| What the task asks |
Show every line of the data that contains the string "Feeling".

§

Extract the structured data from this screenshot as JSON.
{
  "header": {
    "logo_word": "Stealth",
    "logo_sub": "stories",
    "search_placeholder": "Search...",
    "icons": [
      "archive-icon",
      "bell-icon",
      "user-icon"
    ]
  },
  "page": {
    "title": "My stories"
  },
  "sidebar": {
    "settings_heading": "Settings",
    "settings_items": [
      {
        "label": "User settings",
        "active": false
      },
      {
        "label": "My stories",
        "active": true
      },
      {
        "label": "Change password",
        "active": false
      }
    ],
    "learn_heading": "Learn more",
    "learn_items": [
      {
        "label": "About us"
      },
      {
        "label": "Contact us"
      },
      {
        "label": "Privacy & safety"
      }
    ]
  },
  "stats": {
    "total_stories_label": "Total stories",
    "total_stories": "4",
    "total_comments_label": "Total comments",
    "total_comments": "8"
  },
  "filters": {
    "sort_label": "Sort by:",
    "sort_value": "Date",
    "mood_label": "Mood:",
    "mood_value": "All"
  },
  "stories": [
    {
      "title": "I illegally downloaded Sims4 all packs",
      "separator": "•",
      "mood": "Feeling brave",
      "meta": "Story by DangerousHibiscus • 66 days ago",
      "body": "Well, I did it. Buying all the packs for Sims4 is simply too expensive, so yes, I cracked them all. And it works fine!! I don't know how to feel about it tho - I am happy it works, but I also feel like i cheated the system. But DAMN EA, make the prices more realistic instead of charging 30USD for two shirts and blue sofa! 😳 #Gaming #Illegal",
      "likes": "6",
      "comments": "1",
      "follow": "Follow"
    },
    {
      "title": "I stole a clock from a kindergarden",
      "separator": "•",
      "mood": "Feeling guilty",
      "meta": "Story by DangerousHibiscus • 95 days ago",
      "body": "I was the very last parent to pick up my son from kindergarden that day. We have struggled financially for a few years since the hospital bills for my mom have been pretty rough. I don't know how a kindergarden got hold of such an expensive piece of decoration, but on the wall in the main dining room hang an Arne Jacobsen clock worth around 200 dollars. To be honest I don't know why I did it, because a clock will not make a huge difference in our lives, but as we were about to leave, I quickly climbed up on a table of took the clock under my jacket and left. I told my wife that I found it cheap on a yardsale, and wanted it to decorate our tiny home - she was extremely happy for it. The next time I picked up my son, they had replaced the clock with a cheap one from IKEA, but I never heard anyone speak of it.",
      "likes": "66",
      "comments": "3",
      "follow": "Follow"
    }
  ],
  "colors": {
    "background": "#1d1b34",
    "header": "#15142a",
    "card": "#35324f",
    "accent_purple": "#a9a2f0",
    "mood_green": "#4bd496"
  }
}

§

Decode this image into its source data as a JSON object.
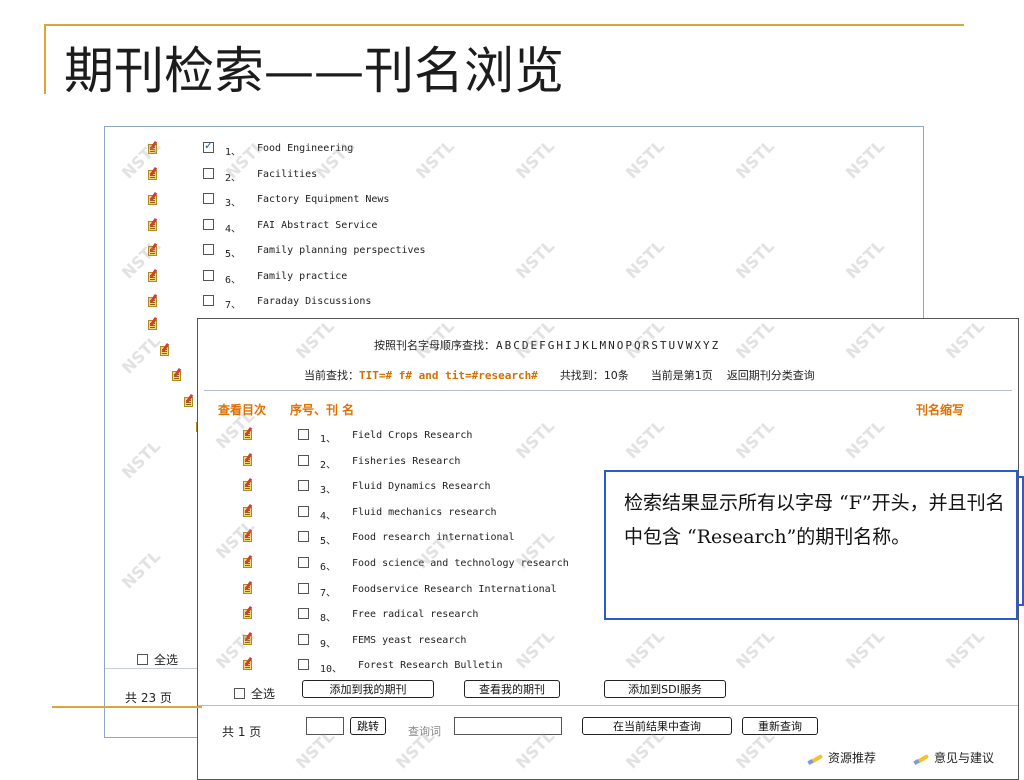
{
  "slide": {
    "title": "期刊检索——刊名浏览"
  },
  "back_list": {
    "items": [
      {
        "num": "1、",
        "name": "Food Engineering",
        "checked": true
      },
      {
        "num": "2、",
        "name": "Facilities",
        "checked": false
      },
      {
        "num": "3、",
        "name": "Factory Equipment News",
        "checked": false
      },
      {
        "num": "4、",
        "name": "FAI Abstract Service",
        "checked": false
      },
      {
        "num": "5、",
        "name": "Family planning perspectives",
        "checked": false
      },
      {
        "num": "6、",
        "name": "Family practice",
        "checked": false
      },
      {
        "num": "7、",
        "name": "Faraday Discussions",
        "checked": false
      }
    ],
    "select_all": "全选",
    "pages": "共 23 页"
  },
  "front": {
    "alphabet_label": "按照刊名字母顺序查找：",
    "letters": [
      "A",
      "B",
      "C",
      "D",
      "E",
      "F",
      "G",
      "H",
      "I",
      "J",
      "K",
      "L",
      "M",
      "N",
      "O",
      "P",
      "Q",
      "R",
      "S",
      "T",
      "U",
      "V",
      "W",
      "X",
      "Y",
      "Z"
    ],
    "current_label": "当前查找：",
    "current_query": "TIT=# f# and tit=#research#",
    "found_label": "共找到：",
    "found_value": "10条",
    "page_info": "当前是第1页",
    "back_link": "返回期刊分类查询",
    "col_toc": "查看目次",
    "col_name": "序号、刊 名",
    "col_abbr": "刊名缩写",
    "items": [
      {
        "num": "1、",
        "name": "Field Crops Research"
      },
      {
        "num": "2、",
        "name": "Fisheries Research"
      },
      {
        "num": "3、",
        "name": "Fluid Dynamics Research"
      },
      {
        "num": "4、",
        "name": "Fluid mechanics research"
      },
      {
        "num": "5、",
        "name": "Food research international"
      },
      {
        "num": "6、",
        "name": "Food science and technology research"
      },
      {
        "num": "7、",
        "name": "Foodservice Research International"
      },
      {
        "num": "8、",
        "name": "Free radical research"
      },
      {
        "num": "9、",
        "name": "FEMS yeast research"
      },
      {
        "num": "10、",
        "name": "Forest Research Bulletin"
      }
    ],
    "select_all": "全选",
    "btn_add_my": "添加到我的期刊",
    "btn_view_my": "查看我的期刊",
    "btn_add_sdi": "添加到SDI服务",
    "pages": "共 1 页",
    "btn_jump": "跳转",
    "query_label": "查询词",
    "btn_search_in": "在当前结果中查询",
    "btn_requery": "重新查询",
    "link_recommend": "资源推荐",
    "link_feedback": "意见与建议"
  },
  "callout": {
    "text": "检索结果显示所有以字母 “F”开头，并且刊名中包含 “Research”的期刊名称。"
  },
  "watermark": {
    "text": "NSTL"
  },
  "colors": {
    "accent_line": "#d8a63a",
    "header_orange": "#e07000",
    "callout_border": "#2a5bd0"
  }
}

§

| Answer to this task |
      "mood": "Feeling brave",
      "mood": "Feeling guilty",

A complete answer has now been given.